The current cash shortage also affects key drivers of Zimbabwe’s economic growth: prices and demand for primary commodities, capital flows and foreign direct investment (FDI) and regional integration. Zimbabwe is currently grappling with twin deficits — the widening current account and fiscal deficits. The crisis threatens to reverse policy reform gains and undermine efforts for poverty reduction. Responding to the crisis requires comprehensive and coordinated actions at various levels to prevent the country from sliding back into economic stagnation and deepening poverty. Thus, the need to create a platform for private sector and financial regulatory boards to discuss and come up with solutions to curb the cash shortage.
The ongoing cash crisis is not limited to the financial sector alone. Its toxic effects have transfused to the real sector of the economy through limited credit supply, falling aggregate demand and declining investment and trade.
The limited supply of credit from the financial sector has created investment and cash flow problems for enterprises that have constrained their operations and growth. The cautious consumers, on the other hand, are reluctant to spend, resulting in less aggregate demand (and hence lower total output and reduced profit). A reduced flow of investments and contracting trade are exacerbating the problems faced by the enterprises at the micro level and national economy at the macro level.

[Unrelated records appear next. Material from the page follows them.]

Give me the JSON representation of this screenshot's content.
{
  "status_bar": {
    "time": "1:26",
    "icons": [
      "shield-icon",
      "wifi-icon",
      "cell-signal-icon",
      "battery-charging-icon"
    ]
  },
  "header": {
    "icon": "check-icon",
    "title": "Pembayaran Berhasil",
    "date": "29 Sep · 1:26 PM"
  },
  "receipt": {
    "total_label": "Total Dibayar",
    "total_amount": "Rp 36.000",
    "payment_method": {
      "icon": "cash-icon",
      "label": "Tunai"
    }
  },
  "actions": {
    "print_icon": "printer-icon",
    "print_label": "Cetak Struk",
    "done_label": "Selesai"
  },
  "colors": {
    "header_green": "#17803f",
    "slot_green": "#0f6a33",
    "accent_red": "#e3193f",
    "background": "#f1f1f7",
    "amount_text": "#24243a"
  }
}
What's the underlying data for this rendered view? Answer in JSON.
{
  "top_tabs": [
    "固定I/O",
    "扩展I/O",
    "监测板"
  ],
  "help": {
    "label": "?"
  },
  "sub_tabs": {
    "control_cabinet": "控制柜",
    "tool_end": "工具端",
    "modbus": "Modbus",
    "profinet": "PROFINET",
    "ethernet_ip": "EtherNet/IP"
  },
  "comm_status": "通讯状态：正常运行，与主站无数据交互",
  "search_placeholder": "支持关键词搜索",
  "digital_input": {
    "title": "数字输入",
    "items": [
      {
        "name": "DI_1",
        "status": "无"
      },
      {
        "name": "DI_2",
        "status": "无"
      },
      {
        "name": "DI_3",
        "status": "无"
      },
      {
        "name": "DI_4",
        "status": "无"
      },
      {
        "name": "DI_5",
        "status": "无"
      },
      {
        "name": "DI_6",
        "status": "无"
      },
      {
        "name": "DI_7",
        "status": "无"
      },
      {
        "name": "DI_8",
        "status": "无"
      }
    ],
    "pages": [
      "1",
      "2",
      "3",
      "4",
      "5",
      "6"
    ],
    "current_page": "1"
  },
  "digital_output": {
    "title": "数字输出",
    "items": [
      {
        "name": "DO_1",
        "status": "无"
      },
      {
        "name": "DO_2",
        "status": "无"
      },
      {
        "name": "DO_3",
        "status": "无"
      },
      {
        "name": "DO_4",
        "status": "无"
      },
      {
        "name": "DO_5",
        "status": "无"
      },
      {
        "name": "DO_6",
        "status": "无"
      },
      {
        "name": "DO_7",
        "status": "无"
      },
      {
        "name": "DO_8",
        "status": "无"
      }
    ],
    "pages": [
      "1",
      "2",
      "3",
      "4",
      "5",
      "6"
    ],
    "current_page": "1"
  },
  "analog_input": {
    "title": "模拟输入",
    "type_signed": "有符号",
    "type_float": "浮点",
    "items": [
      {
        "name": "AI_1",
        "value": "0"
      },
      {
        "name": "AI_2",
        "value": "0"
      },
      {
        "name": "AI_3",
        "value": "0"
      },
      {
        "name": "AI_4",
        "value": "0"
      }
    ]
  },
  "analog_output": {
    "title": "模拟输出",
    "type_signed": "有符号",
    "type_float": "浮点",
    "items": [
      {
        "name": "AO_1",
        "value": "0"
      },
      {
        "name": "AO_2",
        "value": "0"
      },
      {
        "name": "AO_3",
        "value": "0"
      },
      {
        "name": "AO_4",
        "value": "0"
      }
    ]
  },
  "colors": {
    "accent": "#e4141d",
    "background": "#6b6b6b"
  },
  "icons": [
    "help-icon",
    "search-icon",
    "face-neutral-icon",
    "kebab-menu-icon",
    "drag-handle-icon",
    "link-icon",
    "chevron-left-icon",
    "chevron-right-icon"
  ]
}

Moreover, this crisis is worsening because of individuals who have egotistical appetite to keep “cash in their pockets.” A survey shows that there are local business people, who do not bank their daily takings, preferring to keep the money in safes at home.
These are critical questions that need to be addressed by the private sector in the region.
The workshop will focus on a number of interlinked issues with the objectives of:
Enhancing the private sector’s understanding of the cash crisis and how to improve the situation.
Widening financial institutions understanding of the implications of delayed Telegraphic Transfers (TTs) to business operations.
This cash crisis has also affected the tobacco farmers as it has happened during the tobacco selling season. Unlike in the past, the industry is now regularised and all farmers are expected to get their money through banks.
Also faced with this challenge are importing companies, individuals, entrepreneurs and banks. The cash shortage has resulted in slow Telegraphic transfers for companies that need to import raw materials and this has caused business to slow down.
Some banks have also suspended the Zimswitch service, a wide area networking service that allows inter-banking, while nearly everyone needs cash: from schools, landlords, service providers etc., there is need to act expeditiously and also think outside the box. The cash shortage has also come during the beginning of a new school term which has seen students being turned away from schools on the first day despite the school authorities’ knowledge of the cash shortage. Now the question is, what measures are being taken to mitigate the crisis?
ZNCC has taken the initiative and invited the central bank governor to discuss possible solutions.
The “voice of business” is therefore inviting entrepreneurs, business executives, individuals, civil society, industrialists and bankers to register for the breakfast meeting and get first-hand information.
Do not miss this meeting on this topical situation affecting our economic activities. For registration contact the ZNCC offices on the following contacts.
5th Floor Zambia House
48 Kwame Nkrumah Avenue
Tel: +263 293 55 30/1
0773 596 470/0772 527 665|
0777 489 645
E-mail: firstname.lastname@example.org/ email@example.com/ firstname.lastname@example.org